Making inroads into seismic safety of existing buildings sometimes means being prepared to find the right opportunities to speak up. Perhaps this is one such time and place.

 

July 9th, 2004 USSC Meeting Preview

 

Our upcoming commission meeting will be a warm-up to our 10th year Anniversary Celebration. While the particulars of the celebration are still being finalized, it promises to be an affair you won’t want to miss.

The business portion of our meeting will take place from 9:00 AM until 11:00 AM and includes the election of chair and co-chairs, and reports about our potential involvement with the State Building Board and selection of the 2004-2005 Strategic Actions.

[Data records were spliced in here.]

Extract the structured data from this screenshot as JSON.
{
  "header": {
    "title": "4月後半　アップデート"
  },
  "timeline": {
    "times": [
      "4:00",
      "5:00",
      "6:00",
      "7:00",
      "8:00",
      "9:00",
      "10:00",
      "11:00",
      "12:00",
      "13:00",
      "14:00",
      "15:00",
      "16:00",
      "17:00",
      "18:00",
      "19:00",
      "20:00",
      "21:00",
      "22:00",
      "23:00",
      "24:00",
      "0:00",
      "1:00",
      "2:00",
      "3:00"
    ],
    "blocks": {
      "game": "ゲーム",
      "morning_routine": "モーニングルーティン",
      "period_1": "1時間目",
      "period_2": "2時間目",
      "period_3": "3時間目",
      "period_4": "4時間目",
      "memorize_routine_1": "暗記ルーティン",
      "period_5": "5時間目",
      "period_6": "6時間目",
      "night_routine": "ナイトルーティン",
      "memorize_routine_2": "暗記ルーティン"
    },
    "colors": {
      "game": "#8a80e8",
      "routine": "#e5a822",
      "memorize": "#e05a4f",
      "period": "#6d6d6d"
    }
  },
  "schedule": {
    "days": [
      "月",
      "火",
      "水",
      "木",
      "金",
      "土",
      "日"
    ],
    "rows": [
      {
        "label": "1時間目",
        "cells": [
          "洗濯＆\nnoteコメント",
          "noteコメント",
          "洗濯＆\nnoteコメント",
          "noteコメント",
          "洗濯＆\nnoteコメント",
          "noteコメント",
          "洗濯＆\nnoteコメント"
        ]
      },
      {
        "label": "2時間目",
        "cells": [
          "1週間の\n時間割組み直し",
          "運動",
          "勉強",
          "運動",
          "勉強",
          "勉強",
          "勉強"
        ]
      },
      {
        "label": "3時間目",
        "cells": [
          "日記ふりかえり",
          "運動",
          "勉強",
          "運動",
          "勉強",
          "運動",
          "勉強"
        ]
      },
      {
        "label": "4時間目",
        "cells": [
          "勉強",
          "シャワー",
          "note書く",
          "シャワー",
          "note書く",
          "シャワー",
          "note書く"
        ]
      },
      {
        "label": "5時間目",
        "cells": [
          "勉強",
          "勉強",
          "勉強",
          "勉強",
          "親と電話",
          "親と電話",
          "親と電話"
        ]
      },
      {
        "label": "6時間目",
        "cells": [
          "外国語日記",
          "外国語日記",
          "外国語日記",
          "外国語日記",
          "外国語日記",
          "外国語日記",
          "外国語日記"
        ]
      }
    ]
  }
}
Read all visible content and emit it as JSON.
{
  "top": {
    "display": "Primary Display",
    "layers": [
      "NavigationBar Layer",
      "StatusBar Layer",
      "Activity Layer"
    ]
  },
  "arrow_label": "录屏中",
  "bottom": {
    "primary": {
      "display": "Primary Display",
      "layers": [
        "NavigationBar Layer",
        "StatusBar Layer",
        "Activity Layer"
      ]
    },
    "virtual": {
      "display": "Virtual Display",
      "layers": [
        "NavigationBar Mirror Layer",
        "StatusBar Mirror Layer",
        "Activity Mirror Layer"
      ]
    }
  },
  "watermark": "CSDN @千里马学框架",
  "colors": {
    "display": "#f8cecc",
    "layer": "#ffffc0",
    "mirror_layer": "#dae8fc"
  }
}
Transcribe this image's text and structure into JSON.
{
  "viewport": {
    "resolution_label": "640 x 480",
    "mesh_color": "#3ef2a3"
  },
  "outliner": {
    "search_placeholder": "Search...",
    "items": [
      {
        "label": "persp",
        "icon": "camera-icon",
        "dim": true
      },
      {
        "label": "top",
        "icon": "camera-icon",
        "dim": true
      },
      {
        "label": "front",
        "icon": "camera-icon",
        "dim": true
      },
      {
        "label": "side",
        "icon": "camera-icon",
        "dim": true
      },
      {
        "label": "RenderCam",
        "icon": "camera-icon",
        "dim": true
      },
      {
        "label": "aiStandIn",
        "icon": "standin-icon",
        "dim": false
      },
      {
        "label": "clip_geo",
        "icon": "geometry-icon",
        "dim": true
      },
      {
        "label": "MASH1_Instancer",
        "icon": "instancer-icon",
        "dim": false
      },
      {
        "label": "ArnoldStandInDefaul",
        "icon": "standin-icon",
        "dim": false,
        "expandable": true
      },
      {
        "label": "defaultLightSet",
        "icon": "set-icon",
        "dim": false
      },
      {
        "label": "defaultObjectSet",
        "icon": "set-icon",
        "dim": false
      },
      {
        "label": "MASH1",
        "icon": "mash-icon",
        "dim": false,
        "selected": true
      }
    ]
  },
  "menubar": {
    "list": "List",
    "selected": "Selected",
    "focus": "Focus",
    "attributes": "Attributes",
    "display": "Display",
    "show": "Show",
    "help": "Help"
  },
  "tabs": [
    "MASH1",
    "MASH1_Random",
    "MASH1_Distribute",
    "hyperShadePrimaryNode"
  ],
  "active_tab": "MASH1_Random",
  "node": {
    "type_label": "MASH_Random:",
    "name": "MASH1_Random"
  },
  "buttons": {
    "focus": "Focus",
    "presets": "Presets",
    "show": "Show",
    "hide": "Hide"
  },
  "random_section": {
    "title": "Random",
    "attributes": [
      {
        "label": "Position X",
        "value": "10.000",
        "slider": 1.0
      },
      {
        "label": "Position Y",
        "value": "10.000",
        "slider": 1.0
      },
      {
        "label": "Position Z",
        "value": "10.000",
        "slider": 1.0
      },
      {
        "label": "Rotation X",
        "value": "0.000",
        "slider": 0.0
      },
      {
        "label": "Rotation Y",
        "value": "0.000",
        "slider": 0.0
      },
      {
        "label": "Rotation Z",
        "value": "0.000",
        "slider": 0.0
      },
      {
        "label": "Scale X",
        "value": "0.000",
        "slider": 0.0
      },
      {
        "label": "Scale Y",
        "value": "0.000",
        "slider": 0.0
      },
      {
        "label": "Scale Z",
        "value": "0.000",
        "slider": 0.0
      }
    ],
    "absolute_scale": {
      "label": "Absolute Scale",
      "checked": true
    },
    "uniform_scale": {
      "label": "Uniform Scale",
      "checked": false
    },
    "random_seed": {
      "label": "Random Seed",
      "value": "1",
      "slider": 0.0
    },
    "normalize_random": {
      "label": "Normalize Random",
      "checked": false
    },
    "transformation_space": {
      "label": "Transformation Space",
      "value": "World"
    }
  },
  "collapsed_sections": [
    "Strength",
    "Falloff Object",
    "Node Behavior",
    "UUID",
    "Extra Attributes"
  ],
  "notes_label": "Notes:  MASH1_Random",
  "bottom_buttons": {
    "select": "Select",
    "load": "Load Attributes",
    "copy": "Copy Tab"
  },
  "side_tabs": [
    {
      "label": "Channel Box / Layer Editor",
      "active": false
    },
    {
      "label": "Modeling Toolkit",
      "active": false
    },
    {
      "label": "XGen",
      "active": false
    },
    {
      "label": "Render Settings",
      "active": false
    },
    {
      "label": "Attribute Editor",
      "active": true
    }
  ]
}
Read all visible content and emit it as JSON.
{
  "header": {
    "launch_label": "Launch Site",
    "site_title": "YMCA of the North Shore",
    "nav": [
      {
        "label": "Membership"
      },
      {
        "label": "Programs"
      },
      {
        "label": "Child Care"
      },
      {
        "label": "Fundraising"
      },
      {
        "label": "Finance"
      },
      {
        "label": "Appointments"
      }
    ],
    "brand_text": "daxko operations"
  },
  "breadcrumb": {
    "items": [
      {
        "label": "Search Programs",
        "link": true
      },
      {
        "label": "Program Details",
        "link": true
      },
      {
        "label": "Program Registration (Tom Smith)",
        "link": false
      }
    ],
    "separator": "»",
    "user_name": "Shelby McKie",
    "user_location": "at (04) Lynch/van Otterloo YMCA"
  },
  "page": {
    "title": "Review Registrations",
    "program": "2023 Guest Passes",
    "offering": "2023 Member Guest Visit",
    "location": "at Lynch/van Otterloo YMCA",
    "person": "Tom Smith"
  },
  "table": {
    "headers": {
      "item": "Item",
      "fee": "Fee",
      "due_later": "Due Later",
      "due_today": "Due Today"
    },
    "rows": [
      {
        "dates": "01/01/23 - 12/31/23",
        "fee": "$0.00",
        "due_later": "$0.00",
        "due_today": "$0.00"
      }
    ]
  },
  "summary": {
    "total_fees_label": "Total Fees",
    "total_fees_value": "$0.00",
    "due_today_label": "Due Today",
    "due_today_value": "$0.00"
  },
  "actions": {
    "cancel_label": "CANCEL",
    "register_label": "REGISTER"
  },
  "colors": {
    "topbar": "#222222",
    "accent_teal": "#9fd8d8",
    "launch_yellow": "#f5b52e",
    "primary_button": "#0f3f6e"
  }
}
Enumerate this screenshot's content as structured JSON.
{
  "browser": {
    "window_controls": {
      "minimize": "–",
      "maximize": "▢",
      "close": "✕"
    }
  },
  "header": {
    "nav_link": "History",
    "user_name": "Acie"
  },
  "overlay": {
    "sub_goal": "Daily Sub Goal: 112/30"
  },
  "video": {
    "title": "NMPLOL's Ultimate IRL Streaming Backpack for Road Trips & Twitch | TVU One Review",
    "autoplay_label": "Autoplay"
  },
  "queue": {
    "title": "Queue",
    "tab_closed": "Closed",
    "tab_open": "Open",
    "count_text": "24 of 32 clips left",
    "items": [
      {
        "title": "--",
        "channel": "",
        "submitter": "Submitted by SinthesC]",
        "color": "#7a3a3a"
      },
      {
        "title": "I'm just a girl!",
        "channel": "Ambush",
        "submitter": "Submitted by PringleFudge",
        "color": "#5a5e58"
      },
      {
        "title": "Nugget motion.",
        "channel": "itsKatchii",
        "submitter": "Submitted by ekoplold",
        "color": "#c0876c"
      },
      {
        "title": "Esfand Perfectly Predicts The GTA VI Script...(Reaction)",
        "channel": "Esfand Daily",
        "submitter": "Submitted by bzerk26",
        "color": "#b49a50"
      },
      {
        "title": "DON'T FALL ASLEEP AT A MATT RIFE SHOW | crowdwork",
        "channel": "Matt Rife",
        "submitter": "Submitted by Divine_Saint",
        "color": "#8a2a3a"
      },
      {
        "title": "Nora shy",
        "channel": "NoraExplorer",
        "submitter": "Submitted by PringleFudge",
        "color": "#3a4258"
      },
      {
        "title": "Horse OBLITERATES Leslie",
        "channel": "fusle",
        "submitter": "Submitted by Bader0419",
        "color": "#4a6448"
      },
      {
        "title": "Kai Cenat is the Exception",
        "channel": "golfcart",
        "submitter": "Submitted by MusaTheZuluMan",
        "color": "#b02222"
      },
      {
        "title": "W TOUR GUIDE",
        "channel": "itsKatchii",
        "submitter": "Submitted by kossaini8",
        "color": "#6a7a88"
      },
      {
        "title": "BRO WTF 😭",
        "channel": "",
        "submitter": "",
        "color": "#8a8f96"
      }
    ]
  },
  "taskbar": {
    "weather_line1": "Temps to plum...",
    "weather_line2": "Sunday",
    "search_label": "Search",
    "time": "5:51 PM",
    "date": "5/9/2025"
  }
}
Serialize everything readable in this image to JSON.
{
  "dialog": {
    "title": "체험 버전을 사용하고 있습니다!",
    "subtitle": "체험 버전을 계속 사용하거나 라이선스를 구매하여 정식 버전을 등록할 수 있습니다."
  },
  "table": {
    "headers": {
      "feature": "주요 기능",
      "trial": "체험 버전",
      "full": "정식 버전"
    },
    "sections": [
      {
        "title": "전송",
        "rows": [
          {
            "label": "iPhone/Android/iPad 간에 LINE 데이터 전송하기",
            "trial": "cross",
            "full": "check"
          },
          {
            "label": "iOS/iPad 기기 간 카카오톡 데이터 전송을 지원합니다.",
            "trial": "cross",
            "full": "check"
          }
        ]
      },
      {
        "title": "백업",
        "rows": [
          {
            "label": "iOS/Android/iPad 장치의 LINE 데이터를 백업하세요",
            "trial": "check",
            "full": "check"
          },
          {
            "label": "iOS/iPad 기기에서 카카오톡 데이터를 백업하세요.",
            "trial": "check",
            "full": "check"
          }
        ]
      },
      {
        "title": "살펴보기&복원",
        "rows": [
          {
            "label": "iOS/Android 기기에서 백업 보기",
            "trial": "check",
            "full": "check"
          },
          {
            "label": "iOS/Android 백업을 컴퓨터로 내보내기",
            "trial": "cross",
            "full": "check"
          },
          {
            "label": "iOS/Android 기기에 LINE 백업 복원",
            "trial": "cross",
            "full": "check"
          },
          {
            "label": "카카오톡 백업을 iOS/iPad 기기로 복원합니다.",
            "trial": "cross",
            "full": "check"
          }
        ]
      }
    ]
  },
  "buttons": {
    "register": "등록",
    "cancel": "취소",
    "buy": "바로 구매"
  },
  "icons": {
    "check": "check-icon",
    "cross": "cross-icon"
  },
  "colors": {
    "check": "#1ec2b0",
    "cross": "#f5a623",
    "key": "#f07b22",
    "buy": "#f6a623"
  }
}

An agenda with minutes and a copy of our Action Plan will be sent to all commissioners approximately one week before the meeting.

 

Barry’s Babble

 

The beginning of summer is always an exciting time for me.

I shake off my winter attitude and start to plan those projects and vacation snippets I’ll sneak in as my work allows. It is a time of building and relaxing that naturally leads me to seeing things in a new way.

As the Strategic Planning committee finalized the action points for discussion at our July meeting, I was struck by how similar our emphasis was to items in the California Matrix Plan. There are a lot of common issues Seismic Safety Commissions grapple with and we would be remiss if we didn’t take advantage of work that has been done by others.

And yet it often boils down to timing. (There is a time for this and a time for that) It seems that more points are being aligned on our chart and opportunities and connections seem to be made more frequently. News media have helped, and being prepared to lend our opinion on current issues is critical to building an informed public opinion about earthquakes and what they mean here in Utah.

It strikes me that after 10 years the USSC has evolved into a living, breathing body of committed individuals who just won’t give up in the face of obstacles like “it’ll never happen here” or “it costs too much”. I have great respect for those who birthed this commission and feel obliged to remember that effort as we plan the work of the future.

Lastly, I’d like to thank you for allowing me to be your chair for this last little bit. I know this sounds like my farewell column, but having been re-elected by SEAU for another two year term as delegate, you’ll need to tolerate my quirkiness for at least that time.

OK, now that’s a rambling “babble” if I ever penned one!

Barry H. Welliver